Mapping Human Tissues with Highly Multiplexed RNA in situ Hybridization

Kian Kalhor, Chien-Ju Chen, Ho Suk Lee, Matthew Cai, Mahsa Nafisi, Richard Que, Carter Palmer, Yixu Yuan, Yida Zhang, Jinghui Song, Amanda Knoten, Blue B. Lake, Joseph P. Gaut, Dirk Keene, Ed Lein, Peter V. Kharchenko, Jerold Chun, Sanjay Jain, Jian-Bing Fan, Kun Zhang
bioRxiv (2023)


In situ transcriptomic techniques promise a holistic view of tissue organization and cell-cell interactions. Recently there has been a surge of multiplexed RNA in situ techniques but their application to human tissues and clinical biopsies has been limited due to their large size, general lower tissue quality and high background autofluorescence. Here we report DART-FISH, a versatile padlock probe-based technology capable of profiling hundreds to thousands of genes in centimeter-sized human tissue sections at cellular resolution. We introduced an omni-cell type cytoplasmic stain, dubbed RiboSoma that substantially improves the segmentation of cell bodies. We developed a computational decoding-by-deconvolution workflow to extract gene spots even in the presence of optical crowding.
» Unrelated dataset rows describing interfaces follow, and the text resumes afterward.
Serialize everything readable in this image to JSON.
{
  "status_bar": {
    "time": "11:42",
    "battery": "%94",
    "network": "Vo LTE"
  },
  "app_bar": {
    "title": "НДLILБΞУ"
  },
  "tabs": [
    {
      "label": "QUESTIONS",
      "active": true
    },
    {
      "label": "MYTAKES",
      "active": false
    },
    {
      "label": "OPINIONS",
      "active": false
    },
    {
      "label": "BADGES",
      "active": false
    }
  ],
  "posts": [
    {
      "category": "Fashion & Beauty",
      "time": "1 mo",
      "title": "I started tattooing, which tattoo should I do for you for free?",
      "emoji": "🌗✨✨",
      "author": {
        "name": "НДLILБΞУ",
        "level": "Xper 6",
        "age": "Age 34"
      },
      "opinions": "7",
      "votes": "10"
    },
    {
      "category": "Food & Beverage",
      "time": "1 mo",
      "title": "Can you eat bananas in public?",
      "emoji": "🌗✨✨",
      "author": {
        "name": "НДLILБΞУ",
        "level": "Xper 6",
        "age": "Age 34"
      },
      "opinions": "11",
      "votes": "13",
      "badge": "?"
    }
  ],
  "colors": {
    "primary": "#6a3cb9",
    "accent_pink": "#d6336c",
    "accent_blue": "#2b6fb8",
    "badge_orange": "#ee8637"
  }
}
Our enzyme-free isothermal decoding procedure allowed us to image 121 genes in a large section from the human neocortex in less than 10 hours, where we successfully recapitulated the cytoarchitecture of 20 neuronal and non-neuronal subclasses. Additionally, we demonstrated the detection of transcripts as short as 461 nucleotides, including neuropeptides and discovered new cortical layer markers. We further performed in situ mapping of 300 genes on a diseased human kidney, profiled >20 healthy and pathological cell states, and identified diseased niches enriched in transcriptionally altered epithelial cells and myofibroblasts.